“Learn how to separate the majors and the minors. A lot of people don’t do well simply because they major in minor things.”—Jim Rohn
I’m relatively sure that Mr. Rohn was not referring to exercise selection when he said this, but it nails one of the biggest issues in programming and exercise selection. We love to major in exercises that should be minors. Or, put another way, I think there is confusion between spices and the main dishes.
Spices add flavor and are the secret to great main dishes. However, outside of garlic (I mean, who hasn’t eaten an entire head of roasted garlic—or was that just me?), spices make horrible main dishes. If someone made you a nice loaf of nutmeg or a salad of basil, I think you would be wishing for a different main dish. But sprinkle a bit of nutmeg into a French toast mix or a bit of basil in a tomato sauce and the ordinary becomes extraordinary.
Exercise works the same way.
An Example of Spice: The Kettlebell Arm Bar
Sprinkling in a “spice” like a kettlebell arm bar can assist with taking your get-ups from ordinary to extraordinary. That’s because the kettlebell arm bar can help to stabilize a shoulder lacking some motor control or it can mobilize a stiff shoulder so the overhead position can become more stable for one person and easier to access for another.
For the individual needing stability and motor control, they may only need to be in side-lying with the knee on the ground and a properly positioned shoulder (proprioceptive vertical) so the “stuff” responsible for a stable shoulder can learn to do its job (the details of which are beyond the scope of this article). This version or portion of the kettlebell arm bar should be held as long as there is safe progress in letting the shoulder/body learn but not so long that fatigue sets in.
For the individual needing mobilization, they may roll to the same position as the motor control version but then continue to attempt to turn the hips toward the ground (after straightening the leg down beside the other limb), and therefore perform a bit of a bottom up t-spine rotation (not a huge amount) and get a great effect on the anterior chain of the shoulder.
- The fist faces the direction you are turning.
- You maintain a straight line from the fingertips of the bottom arm to the feet, and you don’t hyperextend the spine.
- Proprioceptive vertical is maintained and the kettlebell is not allowed to pull the shoulder into an unsafe hyperextended position. (Don’t try for a stretch.)
- The position is not held to fatigue and failure.
That is a lot of spice out of one drill!
Identify Your Main Dish
Within the SFG curriculum, we discuss keeping drills and skills in perspective. As discussed, a drill like an arm bar may address a motor control or mobility issue, but the skill we want to enhance is the military press or the get-up. Due to the benefit that comes from a drill like an arm bar, it can be easy to want to “make a main dish of it” or “major in it.” But drills as majors can overload the system, reduce the benefits, and take the emphasis off the real skill we want to enhance.

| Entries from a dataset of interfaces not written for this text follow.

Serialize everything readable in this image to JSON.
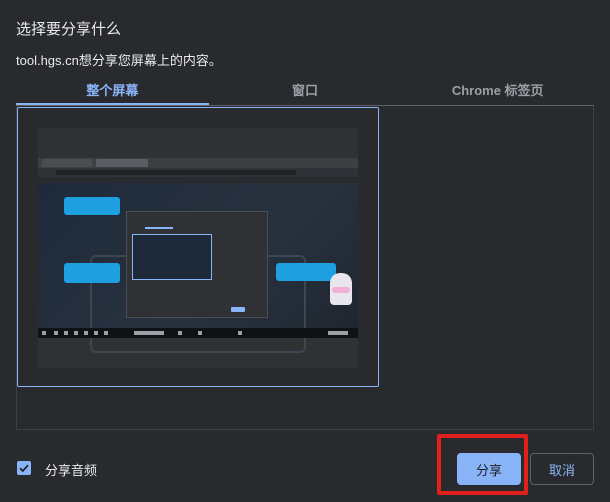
{
  "dialog": {
    "title": "选择要分享什么",
    "subtitle": "tool.hgs.cn想分享您屏幕上的内容。"
  },
  "tabs": [
    {
      "label": "整个屏幕",
      "active": true
    },
    {
      "label": "窗口",
      "active": false
    },
    {
      "label": "Chrome 标签页",
      "active": false
    }
  ],
  "sources": [
    {
      "name": "entire-screen-thumbnail",
      "selected": true
    }
  ],
  "footer": {
    "share_audio_label": "分享音频",
    "share_audio_checked": true,
    "share_button": "分享",
    "cancel_button": "取消"
  },
  "colors": {
    "accent": "#8ab4f8",
    "background": "#292a2d",
    "highlight_box": "#e0201b"
  }
}
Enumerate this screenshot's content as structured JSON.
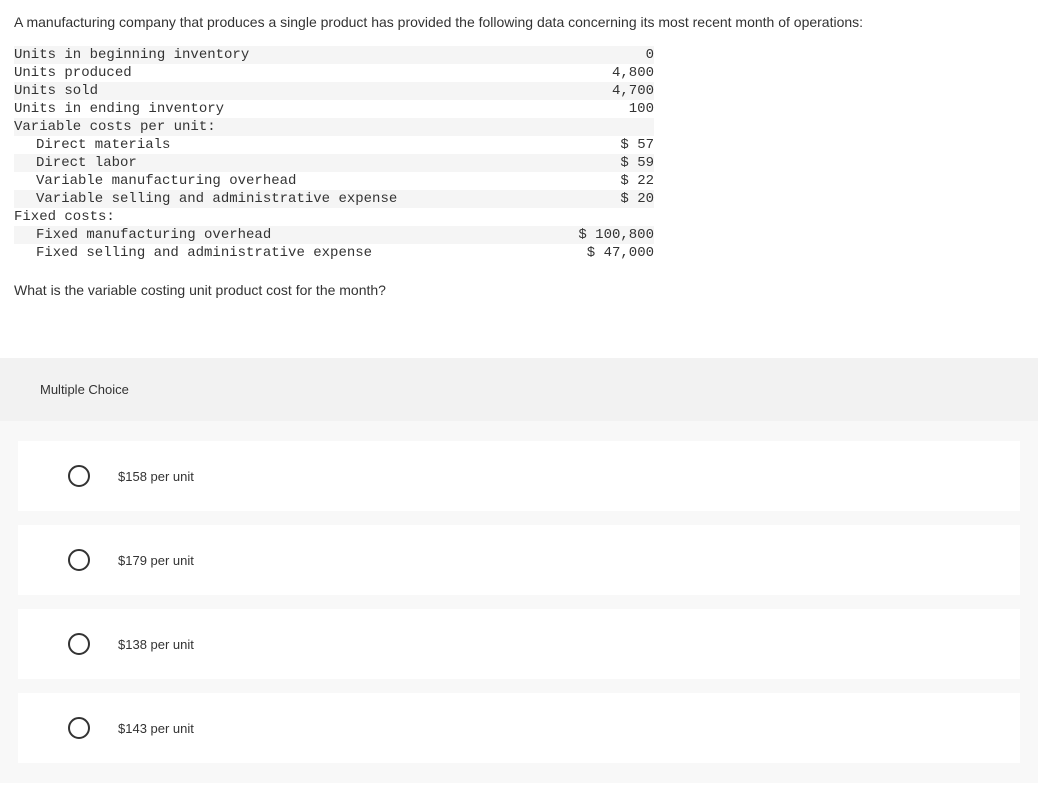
{
  "intro": "A manufacturing company that produces a single product has provided the following data concerning its most recent month of operations:",
  "rows": [
    {
      "label": "Units in beginning inventory",
      "value": "0",
      "indent": 0
    },
    {
      "label": "Units produced",
      "value": "4,800",
      "indent": 0
    },
    {
      "label": "Units sold",
      "value": "4,700",
      "indent": 0
    },
    {
      "label": "Units in ending inventory",
      "value": "100",
      "indent": 0
    },
    {
      "label": "Variable costs per unit:",
      "value": "",
      "indent": 0
    },
    {
      "label": "Direct materials",
      "value": "$ 57",
      "indent": 1
    },
    {
      "label": "Direct labor",
      "value": "$ 59",
      "indent": 1
    },
    {
      "label": "Variable manufacturing overhead",
      "value": "$ 22",
      "indent": 1
    },
    {
      "label": "Variable selling and administrative expense",
      "value": "$ 20",
      "indent": 1
    },
    {
      "label": "Fixed costs:",
      "value": "",
      "indent": 0
    },
    {
      "label": "Fixed manufacturing overhead",
      "value": "$ 100,800",
      "indent": 1
    },
    {
      "label": "Fixed selling and administrative expense",
      "value": "$ 47,000",
      "indent": 1
    }
  ],
  "question": "What is the variable costing unit product cost for the month?",
  "mc_header": "Multiple Choice",
  "choices": [
    "$158 per unit",
    "$179 per unit",
    "$138 per unit",
    "$143 per unit"
  ]
}
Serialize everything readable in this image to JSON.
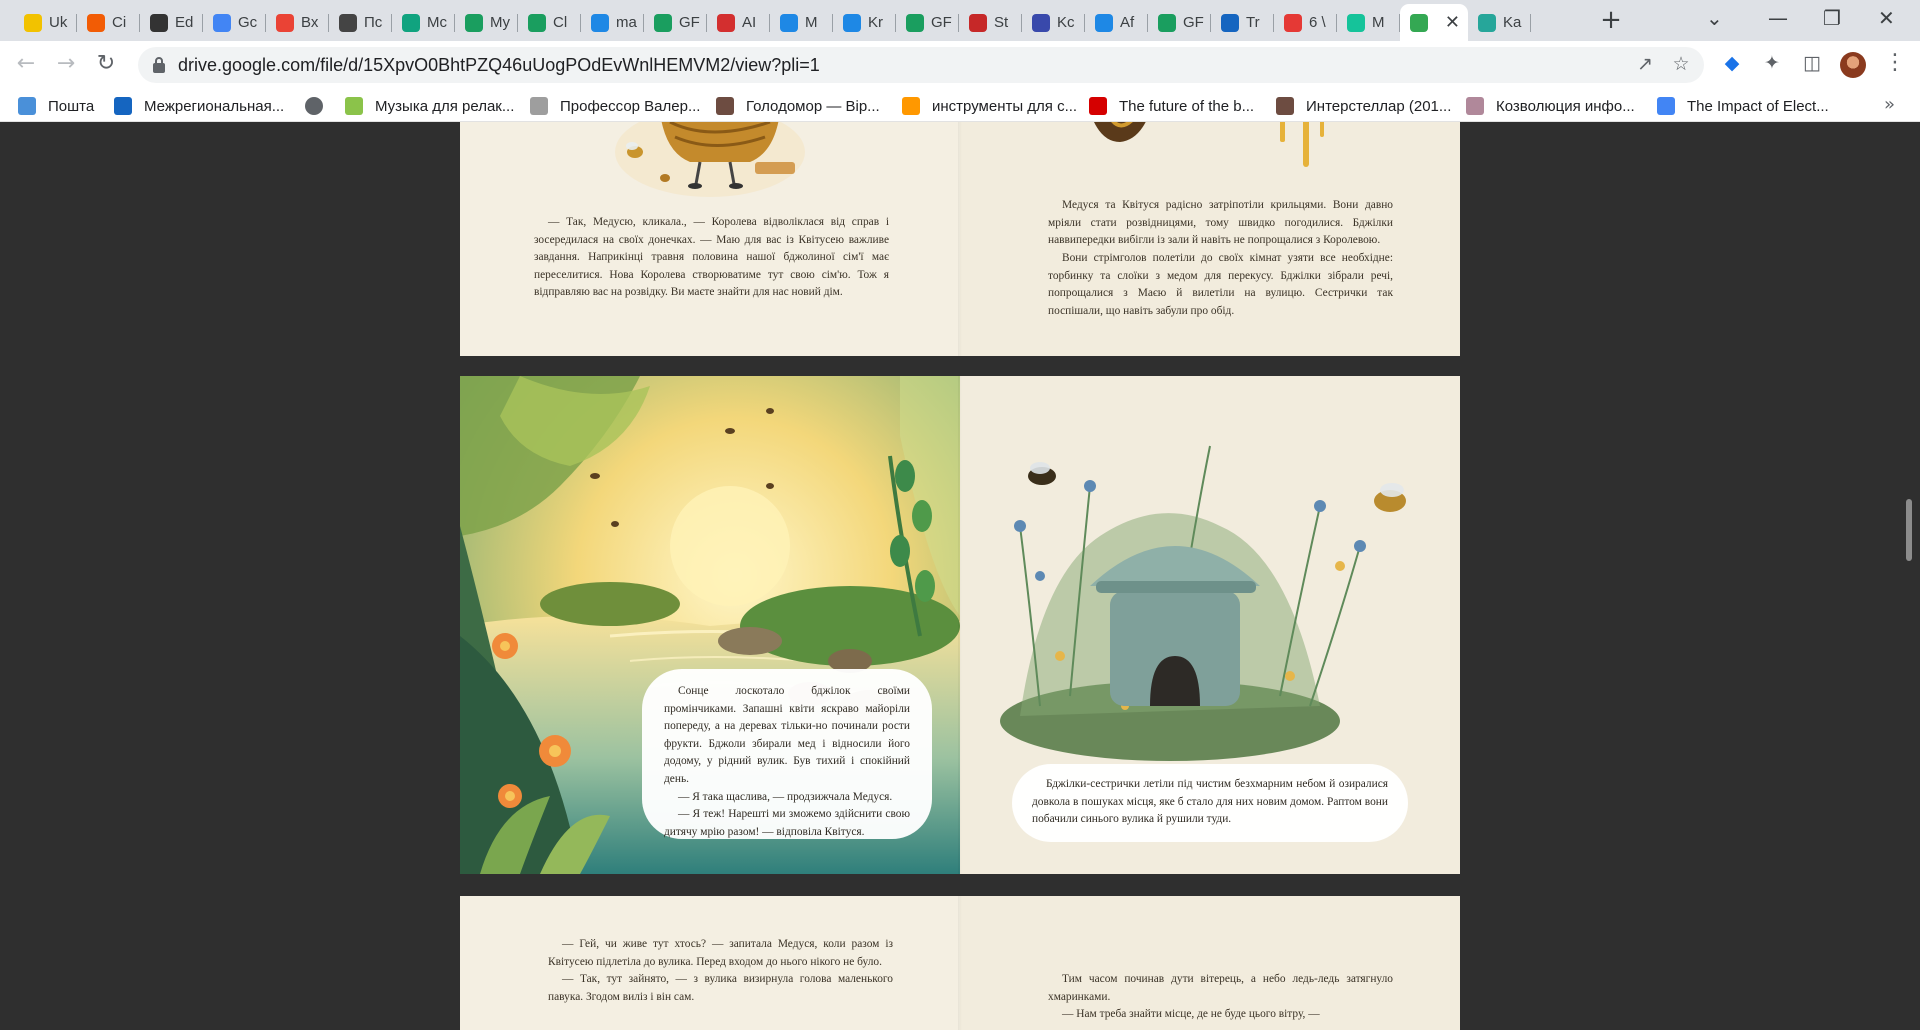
{
  "tabs": [
    {
      "label": "Uk",
      "icon": "yellow-circle-icon",
      "color": "#f2c200"
    },
    {
      "label": "Ci",
      "icon": "sun-icon",
      "color": "#f25c05"
    },
    {
      "label": "Ed",
      "icon": "edu-crest-icon",
      "color": "#333333"
    },
    {
      "label": "Gc",
      "icon": "google-translate-icon",
      "color": "#4285f4"
    },
    {
      "label": "Вх",
      "icon": "gmail-icon",
      "color": "#ea4335"
    },
    {
      "label": "Пс",
      "icon": "trident-icon",
      "color": "#444444"
    },
    {
      "label": "Mc",
      "icon": "openai-icon",
      "color": "#10a37f"
    },
    {
      "label": "My",
      "icon": "gf-icon",
      "color": "#1a9e5f"
    },
    {
      "label": "Cl",
      "icon": "gf-icon",
      "color": "#1a9e5f"
    },
    {
      "label": "ma",
      "icon": "grid-icon",
      "color": "#1e88e5"
    },
    {
      "label": "GF",
      "icon": "gf-icon",
      "color": "#1a9e5f"
    },
    {
      "label": "AI",
      "icon": "bars-icon",
      "color": "#d32f2f"
    },
    {
      "label": "M",
      "icon": "grid-icon",
      "color": "#1e88e5"
    },
    {
      "label": "Kr",
      "icon": "grid-icon",
      "color": "#1e88e5"
    },
    {
      "label": "GF",
      "icon": "gf-icon",
      "color": "#1a9e5f"
    },
    {
      "label": "St",
      "icon": "ua-flag-icon",
      "color": "#c62828"
    },
    {
      "label": "Kc",
      "icon": "dots-icon",
      "color": "#3949ab"
    },
    {
      "label": "Af",
      "icon": "grid-icon",
      "color": "#1e88e5"
    },
    {
      "label": "GF",
      "icon": "gf-icon",
      "color": "#1a9e5f"
    },
    {
      "label": "Tr",
      "icon": "swirl-icon",
      "color": "#1565c0"
    },
    {
      "label": "6 \\",
      "icon": "molecule-icon",
      "color": "#e53935"
    },
    {
      "label": "M",
      "icon": "grammarly-icon",
      "color": "#15c39a"
    },
    {
      "label": "",
      "icon": "google-drive-icon",
      "color": "#34a853",
      "active": true
    },
    {
      "label": "Ka",
      "icon": "gear-badge-icon",
      "color": "#26a69a"
    }
  ],
  "address": {
    "url": "drive.google.com/file/d/15XpvO0BhtPZQ46uUogPOdEvWnlHEMVM2/view?pli=1"
  },
  "bookmarks": [
    {
      "label": "Пошта",
      "icon": "mail-icon",
      "color": "#4a90d9"
    },
    {
      "label": "Межрегиональная...",
      "icon": "chart-logo-icon",
      "color": "#1565c0"
    },
    {
      "label": "",
      "icon": "globe-icon",
      "color": "#5f6368"
    },
    {
      "label": "Музыка для релак...",
      "icon": "android-icon",
      "color": "#8bc34a"
    },
    {
      "label": "Профессор Валер...",
      "icon": "page-icon",
      "color": "#9e9e9e"
    },
    {
      "label": "Голодомор — Вір...",
      "icon": "bird-icon",
      "color": "#6d4c41"
    },
    {
      "label": "инструменты для с...",
      "icon": "cup-icon",
      "color": "#ff9800"
    },
    {
      "label": "The future of the b...",
      "icon": "e-logo-icon",
      "color": "#d50000"
    },
    {
      "label": "Интерстеллар (201...",
      "icon": "mask-icon",
      "color": "#6d4c41"
    },
    {
      "label": "Козволюция инфо...",
      "icon": "frame-icon",
      "color": "#b0889a"
    },
    {
      "label": "The Impact of Elect...",
      "icon": "google-icon",
      "color": "#4285f4"
    }
  ],
  "book": {
    "spread1": {
      "left_text": "— Так, Медусю, кликала., — Королева відволіклася від справ і зосередилася на своїх донечках. — Маю для вас із Квітусею важливе завдання. Наприкінці травня половина нашої бджолиної сім'ї має переселитися. Нова Королева створюватиме тут свою сім'ю. Тож я відправляю вас на розвідку. Ви маєте знайти для нас новий дім.",
      "right_text_1": "Медуся та Квітуся радісно затріпотіли крильцями. Вони давно мріяли стати розвідницями, тому швидко погодилися. Бджілки наввипередки вибігли із зали й навіть не попрощалися з Королевою.",
      "right_text_2": "Вони стрімголов полетіли до своїх кімнат узяти все необхідне: торбинку та слоїки з медом для перекусу. Бджілки зібрали речі, попрощалися з Маєю й вилетіли на вулицю. Сестрички так поспішали, що навіть забули про обід."
    },
    "spread2": {
      "left_bubble": [
        "Сонце лоскотало бджілок своїми промінчиками. Запашні квіти яскраво майоріли попереду, а на деревах тільки-но починали рости фрукти. Бджоли збирали мед і відносили його додому, у рідний вулик. Був тихий і спокійний день.",
        "— Я така щаслива, — продзижчала Медуся.",
        "— Я теж! Нарешті ми зможемо здійснити свою дитячу мрію разом! — відповіла Квітуся."
      ],
      "right_bubble": "Бджілки-сестрички летіли під чистим безхмарним небом й озиралися довкола в пошуках місця, яке б стало для них новим домом. Раптом вони побачили синього вулика й рушили туди."
    },
    "spread3": {
      "left_text": [
        "— Гей, чи живе тут хтось? — запитала Медуся, коли разом із Квітусею підлетіла до вулика. Перед входом до нього нікого не було.",
        "— Так, тут зайнято, — з вулика визирнула голова маленького павука. Згодом виліз і він сам."
      ],
      "right_text": [
        "Тим часом починав дути вітерець, а небо ледь-ледь затягнуло хмаринками.",
        "— Нам треба знайти місце, де не буде цього вітру, —"
      ]
    }
  }
}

Look at your own programming (I can’t) and start to separate your exercise selection into drills and skills (or spices and main dishes, if you like). Are you pursuing the Simple & Sinister goal? Halos are a spice not a main dish. Goblet squats are a spice not a main dish. In S&S, the goals are the swing and the get-up, and these should be your “majors.” But deadlifts and halos might be the “minors” you use as drills to enhance the skills/majors/main dishes.
You Can’t Eat Spices for Dinner
Sometimes a minor begins as a major and then becomes a minor again. A student entering kettlebell training may “major” in the kettlebell deadlift for a time, but as their skill develops and the kettlebell swing can be taught, then the deadlift becomes a spice/minor to enhance the swing. And there is nothing wrong with that scenario.
But sometimes a minor becomes a major simply because we are better at the minor drill and still not comfortable with the major skill. For example, the bottom up kettlebell press is an excellent drill for finding an individual pressing groove and identifying strength differences between sides, but it is a spice for the main dish of the kettlebell military press. As a student is finding their groove with the bottom up kettlebell press, they may become enamored of it and begin to focus on it too much. This can lead to not transferring the drill to the goal skill and losing the lockout position (the bottom up kettlebell press lockout position is different from the military press lockout).
We do love to train our strengths, but it is the improvement of our weaknesses that can really drive us to our goals. So again, take a look at your training. Are you sprinkling on a spice or majoring in a minor? This revelation may just hold the key to achieving your goal.